In general, Provincial TB Services provides publicly funded medications for LTBI and active TB from the BCCDC. If you receive prescriptions at your pharmacy for medications that are indicated for LTBI or active TB disease, refer your clients to their community public health unit or to the Vancouver or New Westminster TB Clinics to access TB care. TB regimens may include, or as a combination of, isoniazid, rifampin, rifabutin, pyrazinamide, and ethambutol. Pyridoxine (Vitamin B6) prescribed ancillary to TB drugs is also funded. Check with your patient or prescriber if the indication is unclear. Please do not fill scripts for TB from your community pharmacy. Initial referrals by community pharmacies to public health is essential for optimizing TB care and monitoring drug therapies.

 

Shaila Jiwa has been a front line public health nurse for several years and received her Masters of Science in Population in Public Health. She started with the BC Centre for Disease Control in 2013 working in the Immunization Program and has recently joined the Clinical Prevention Services division at the BCCDC as the Senior Practice Leader covering tuberculosis. Shaila is responsible for maintaining the provincial tuberculosis guidelines, promoting evidence-based practice, developing provincial clinical resources and she also chairs provincial working groups related to tuberculosis.

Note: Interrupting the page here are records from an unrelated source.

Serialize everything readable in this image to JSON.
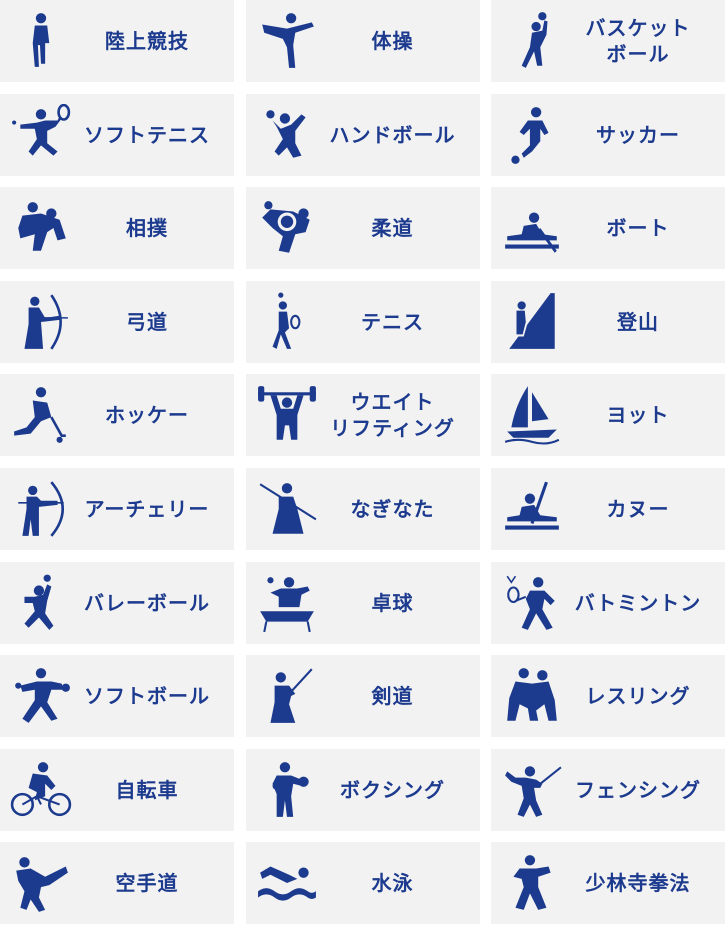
{
  "sports": [
    {
      "label": "陸上競技",
      "icon": "athletics-icon"
    },
    {
      "label": "体操",
      "icon": "gymnastics-icon"
    },
    {
      "label": "バスケット\nボール",
      "icon": "basketball-icon"
    },
    {
      "label": "ソフトテニス",
      "icon": "soft-tennis-icon"
    },
    {
      "label": "ハンドボール",
      "icon": "handball-icon"
    },
    {
      "label": "サッカー",
      "icon": "soccer-icon"
    },
    {
      "label": "相撲",
      "icon": "sumo-icon"
    },
    {
      "label": "柔道",
      "icon": "judo-icon"
    },
    {
      "label": "ボート",
      "icon": "rowing-icon"
    },
    {
      "label": "弓道",
      "icon": "kyudo-icon"
    },
    {
      "label": "テニス",
      "icon": "tennis-icon"
    },
    {
      "label": "登山",
      "icon": "mountaineering-icon"
    },
    {
      "label": "ホッケー",
      "icon": "hockey-icon"
    },
    {
      "label": "ウエイト\nリフティング",
      "icon": "weightlifting-icon"
    },
    {
      "label": "ヨット",
      "icon": "sailing-icon"
    },
    {
      "label": "アーチェリー",
      "icon": "archery-icon"
    },
    {
      "label": "なぎなた",
      "icon": "naginata-icon"
    },
    {
      "label": "カヌー",
      "icon": "canoe-icon"
    },
    {
      "label": "バレーボール",
      "icon": "volleyball-icon"
    },
    {
      "label": "卓球",
      "icon": "table-tennis-icon"
    },
    {
      "label": "バトミントン",
      "icon": "badminton-icon"
    },
    {
      "label": "ソフトボール",
      "icon": "softball-icon"
    },
    {
      "label": "剣道",
      "icon": "kendo-icon"
    },
    {
      "label": "レスリング",
      "icon": "wrestling-icon"
    },
    {
      "label": "自転車",
      "icon": "cycling-icon"
    },
    {
      "label": "ボクシング",
      "icon": "boxing-icon"
    },
    {
      "label": "フェンシング",
      "icon": "fencing-icon"
    },
    {
      "label": "空手道",
      "icon": "karate-icon"
    },
    {
      "label": "水泳",
      "icon": "swimming-icon"
    },
    {
      "label": "少林寺拳法",
      "icon": "shorinji-kempo-icon"
    }
  ],
  "colors": {
    "tile_bg": "#f2f2f2",
    "accent": "#1c3a8e"
  }
}
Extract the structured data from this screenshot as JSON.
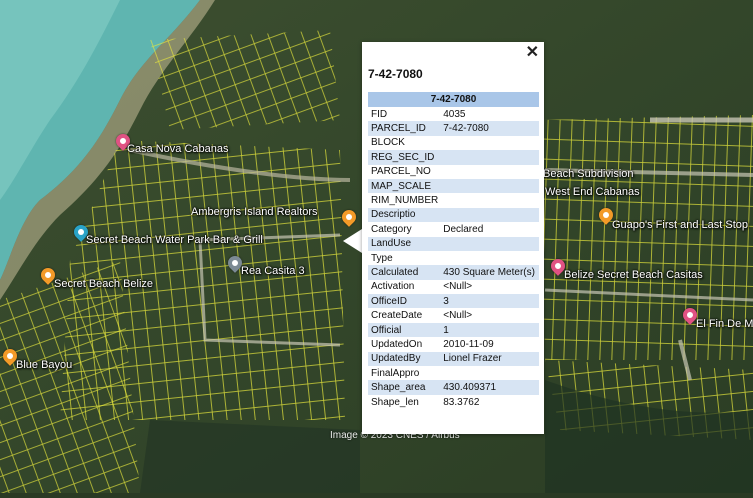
{
  "map": {
    "copyright": "Image © 2023 CNES / Airbus",
    "places": [
      {
        "name": "Casa Nova Cabanas",
        "icon": "pink-pin-icon"
      },
      {
        "name": "Ambergris Island Realtors",
        "icon": "orange-pin-icon"
      },
      {
        "name": "Secret Beach Water Park Bar & Grill",
        "icon": "teal-pin-icon"
      },
      {
        "name": "Rea Casita 3",
        "icon": "grey-pin-icon"
      },
      {
        "name": "Secret Beach Belize",
        "icon": "orange-pin-icon"
      },
      {
        "name": "Blue Bayou",
        "icon": "orange-pin-icon"
      },
      {
        "name": "Beach Subdivision",
        "icon": "none"
      },
      {
        "name": "West End Cabanas",
        "icon": "none"
      },
      {
        "name": "Guapo's First and Last Stop",
        "icon": "orange-pin-icon"
      },
      {
        "name": "Belize Secret Beach Casitas",
        "icon": "pink-pin-icon"
      },
      {
        "name": "El Fin De M",
        "icon": "pink-pin-icon"
      }
    ],
    "colors": {
      "parcel_lines": "#e6e63c",
      "water": "#5fb5b0"
    }
  },
  "popup": {
    "title": "7-42-7080",
    "table_header": "7-42-7080",
    "rows": [
      {
        "key": "FID",
        "value": "4035"
      },
      {
        "key": "PARCEL_ID",
        "value": "7-42-7080"
      },
      {
        "key": "BLOCK",
        "value": ""
      },
      {
        "key": "REG_SEC_ID",
        "value": ""
      },
      {
        "key": "PARCEL_NO",
        "value": ""
      },
      {
        "key": "MAP_SCALE",
        "value": ""
      },
      {
        "key": "RIM_NUMBER",
        "value": ""
      },
      {
        "key": "Descriptio",
        "value": ""
      },
      {
        "key": "Category",
        "value": "Declared"
      },
      {
        "key": "LandUse",
        "value": ""
      },
      {
        "key": "Type",
        "value": ""
      },
      {
        "key": "Calculated",
        "value": "430 Square Meter(s)"
      },
      {
        "key": "Activation",
        "value": "<Null>"
      },
      {
        "key": "OfficeID",
        "value": "3"
      },
      {
        "key": "CreateDate",
        "value": "<Null>"
      },
      {
        "key": "Official",
        "value": "1"
      },
      {
        "key": "UpdatedOn",
        "value": "2010-11-09"
      },
      {
        "key": "UpdatedBy",
        "value": "Lionel Frazer"
      },
      {
        "key": "FinalAppro",
        "value": ""
      },
      {
        "key": "Shape_area",
        "value": "430.409371"
      },
      {
        "key": "Shape_len",
        "value": "83.3762"
      }
    ]
  }
}
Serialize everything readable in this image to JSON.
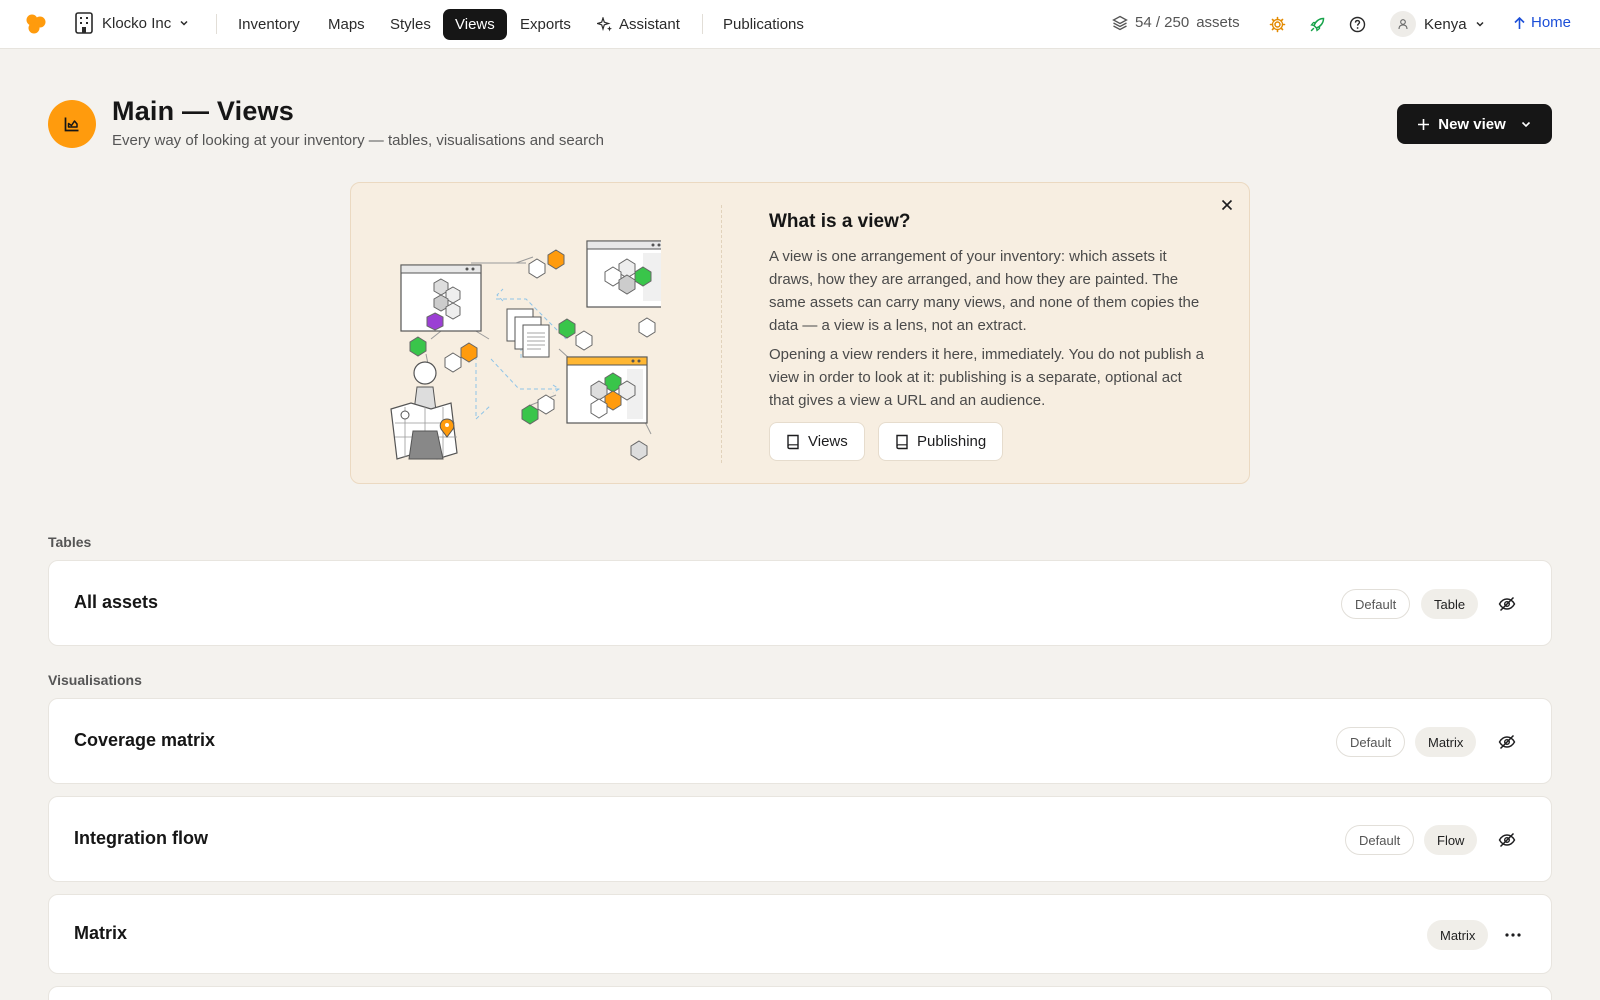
{
  "topbar": {
    "org_name": "Klocko Inc",
    "nav": [
      {
        "label": "Inventory"
      },
      {
        "label": "Maps"
      },
      {
        "label": "Styles"
      },
      {
        "label": "Views"
      },
      {
        "label": "Exports"
      },
      {
        "label": "Assistant"
      },
      {
        "label": "Publications"
      }
    ],
    "active_tab": "Views",
    "assets_count": "54 / 250",
    "assets_label": "assets",
    "user_name": "Kenya",
    "home_label": "Home",
    "accent_color": "#ff9b0d",
    "link_color": "#1c4fd8"
  },
  "header": {
    "title": "Main — Views",
    "subtitle": "Every way of looking at your inventory — tables, visualisations and search",
    "new_view_label": "New view"
  },
  "info": {
    "title": "What is a view?",
    "p1": "A view is one arrangement of your inventory: which assets it draws, how they are arranged, and how they are painted. The same assets can carry many views, and none of them copies the data — a view is a lens, not an extract.",
    "p2": "Opening a view renders it here, immediately. You do not publish a view in order to look at it: publishing is a separate, optional act that gives a view a URL and an audience.",
    "btn_views": "Views",
    "btn_publishing": "Publishing"
  },
  "sections": {
    "tables_label": "Tables",
    "visualisations_label": "Visualisations"
  },
  "views": [
    {
      "name": "All assets",
      "default_badge": "Default",
      "type": "Table"
    },
    {
      "name": "Coverage matrix",
      "default_badge": "Default",
      "type": "Matrix"
    },
    {
      "name": "Integration flow",
      "default_badge": "Default",
      "type": "Flow"
    },
    {
      "name": "Matrix",
      "type": "Matrix"
    }
  ]
}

References

  1. World Health Organization. Global Tuberculosis Report, 2015. Accessed 6 April 2018. http://www.who.int/tb/publications/global_report/gtbr2015_executive_summary.pdf
  2. World Health Organization. Tuberculosis Fact Sheet, 2018. Accessed 6 April 2018. http://www.who.int/mediacentre/factsheets/fs104/en/
  3. World health Organization. Global Tuberculosis Report, 2017. Accessed 9 April 2018. http://apps.who.int/iris/bitstream/handle/10665/259366/9789241565516-eng.pdf?sequence=1
  4. US Centre for Disease Control. TB Elimination – The Difference Between latent TB Infection and TB Disease, 2011. Access 9 April 2018. https://www.cdc.gov/tb/publications/factsheets/general/LTBIandActiveTB.pdf
  5. Holland DP, Sanders, GD, Hamilton, CD, Stout, JE. Costs and cost-effectiveness of four treatment regiments for latent tuberculosis infection. American Journal of Respiratory and Critical Care Medicine 2009. 179(11). 1055-60.